A “belgicisme” is any word or phrase that’s unique to Belgian French (aka not France French), so here are some of the words and phrases that set the French apart from the Belgians.


You could ask for just a latte at a restaurant, but if you want to pass as a Belgian, ask for a “lait russe” or a “Russian milk.”

“Savoir” instead of “pouvoir”

“Pouvoir” is the verb for “to be able,” and it’s what you would usually use if you were asking someone to do something for you. (à la “Can you pass me a plate?”) However, here in Belgium, you would use the verb “savoir” which is “to know.” So much to the ire of my French housemates, you would ask someone “Do you know how to pass me a plate?” (“Of course I know how to pass a plate!”)


In France, you would call your cell phone a “portable,” but in Belgium, a cell phone is a “GSM,” which is short for “Global System for Mobil Communications.”

“S’il vous plait” instead of “Voilà”

In France, when someone hands you something (change, a receipt, etc.), they’ll say “voilà.” In Brussels, you’ll hear “s’il vous plait,” which as you may know, translates to “please.”

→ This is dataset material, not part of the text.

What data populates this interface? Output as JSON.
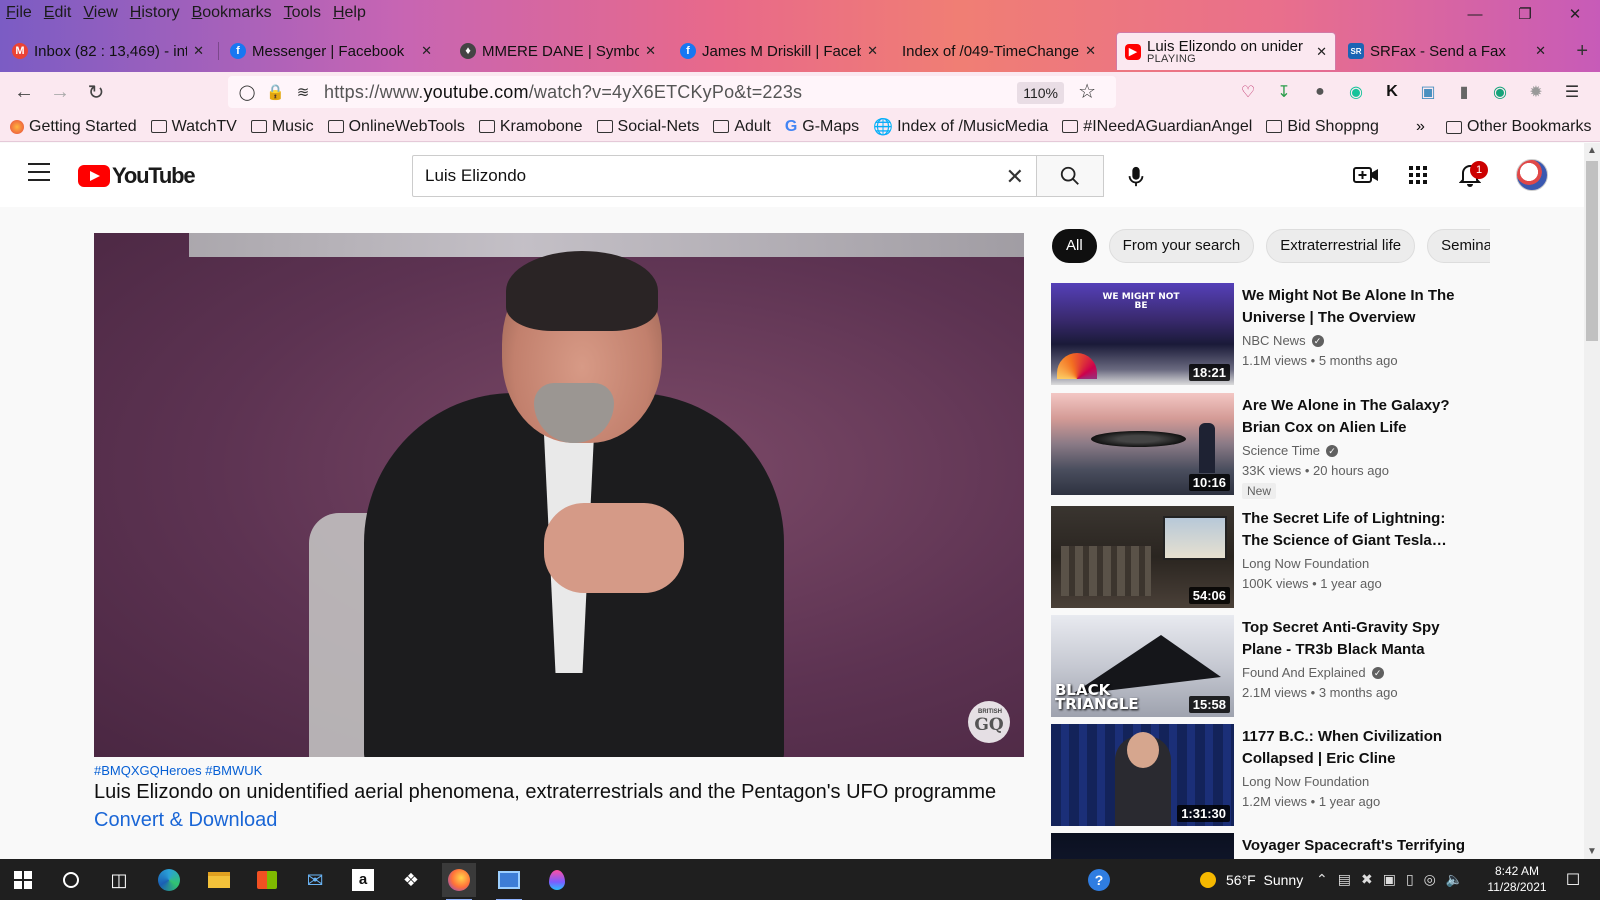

French has a notoriously frustrating counting system: 70 becomes “sixty-ten,” 71 is “sixty-eleven,” but then 80 is “four-twenty” and 90 is “four-twenty-ten.” Belgian French has thankfully decided that 70 and 90 should have their own words “septante” and “nonante,” but unfortunately still uses “four-twenty” for 80. Sigh.

I live with five Frenchmen/women, so if I’m being completely honest, I spend a lot of my time speaking/hearing/absorbing France French, but it’s still nice to have these Belgicismes in my pocket for a) when I’m out and about in Brussels or b) when I feel like irking my housemates ;)

This entry was posted in Uncategorized and tagged , . Bookmark the permalink.

Leave a Reply

Your email address will not be published. Required fields are marked *